In 2005, I suffered a permanent spinal cord injury from a drunk driver. The night it happened, I had been heading back to campus after playing piano for services at my synagogue.The night it happened, I had been heading back to campus after playing piano for services at my synagogue. In addition to the spinal cord injury, I also suffered a punctured lung, splenic laceration, and eight broken ribs. I spent ten days at the ICU in Robert Wood Johnson Hospital in New Brunswick and then four months at a rehab facility in northern New Jersey. I am a paraplegic and have an incomplete spinal cord injury at the T-4, T-5, and T-6 vertebrae. Since the accident, I have managed to return to my life as a composer, arranger, choir director, and accompanist, but things will never be the same as they were before. I constantly must confront physical and emotional challenges.
My story is far from over. I am married. I am a successful and well-respected musician. I consider myself incredibly lucky. And I know I have the potential to rise even higher.
By the end of my presentation, audiences will understand the permanent effects a temporary lapse in judgment can cause. I hope I can encourage people to behave responsibly, and by so doing, ensure that their loved ones behave responsibly as well.
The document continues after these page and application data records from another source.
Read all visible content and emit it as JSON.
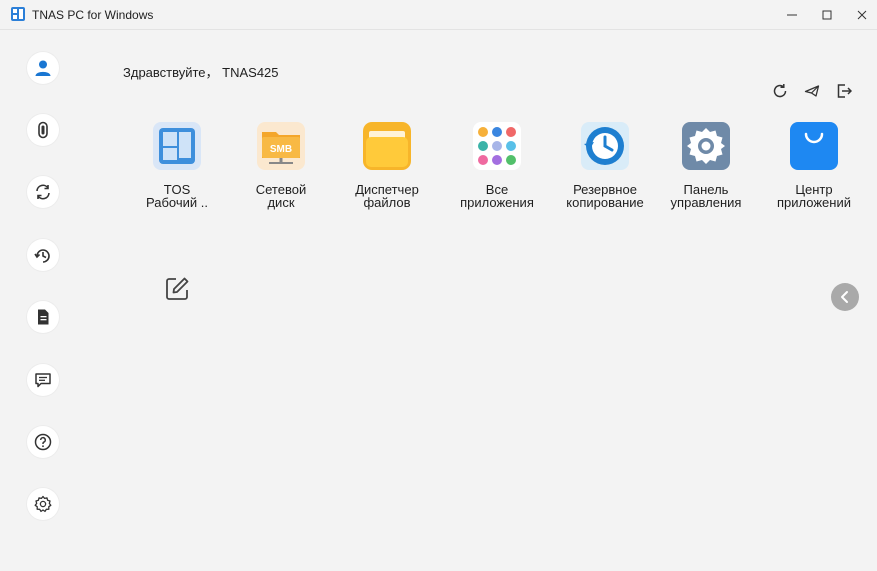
{
  "window": {
    "title": "TNAS PC for Windows",
    "minimize_icon": "minimize-icon",
    "maximize_icon": "maximize-icon",
    "close_icon": "close-icon"
  },
  "sidebar": {
    "items": [
      {
        "name": "user",
        "icon": "user-icon"
      },
      {
        "name": "tnas-device",
        "icon": "device-icon"
      },
      {
        "name": "sync",
        "icon": "sync-icon"
      },
      {
        "name": "backup",
        "icon": "backup-icon"
      },
      {
        "name": "files",
        "icon": "document-icon"
      },
      {
        "name": "messages",
        "icon": "message-icon"
      },
      {
        "name": "help",
        "icon": "help-icon"
      },
      {
        "name": "settings",
        "icon": "gear-icon"
      }
    ]
  },
  "header": {
    "greeting": "Здравствуйте， TNAS425",
    "actions": [
      "refresh-icon",
      "send-icon",
      "logout-icon"
    ]
  },
  "apps": [
    {
      "label": "TOS\nРабочий ..",
      "icon": "tos-desktop-icon"
    },
    {
      "label": "Сетевой\nдиск",
      "icon": "smb-icon"
    },
    {
      "label": "Диспетчер\nфайлов",
      "icon": "folder-icon"
    },
    {
      "label": "Все\nприложения",
      "icon": "all-apps-icon"
    },
    {
      "label": "Резервное\nкопирование",
      "icon": "backup-clock-icon"
    },
    {
      "label": "Панель\nуправления",
      "icon": "control-panel-icon"
    },
    {
      "label": "Центр\nприложений",
      "icon": "app-center-icon"
    }
  ],
  "smb_badge": "SMB",
  "colors": {
    "background": "#f3f3f3",
    "accent_blue": "#1976d2",
    "folder_yellow": "#ffc93c",
    "app_center_blue": "#1e88f2",
    "panel_gray": "#6f8aa8",
    "arrow_gray": "#a9a9a9"
  }
}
However, my message is not simply “don’t drink and drive.” I offer my own thoughts on how to reclaim life following deep loss. One does not have to have faced adversity on the level I did to utilize what I have learned. These lessons can be applied to everyday life to help anyone achieve excellence. I share how I strive every day to make my spinal cord injury not a symbol of victimhood but instead a source of strength. I can help audiences to find that source of strength within themselves.
Dave Schlossberg’s “Facing The Music” is fresh, honest, thought-provoking, and transformative. Contact Dave today at email@example.com.
“As Dave was speaking to our Driver's Education and Health students you could see the impact in their faces. His message of perseverance and making positive decisions may have saved someone's life.”
--Mark Cantagallo, Principal, Cranford High School, Cranford, NJ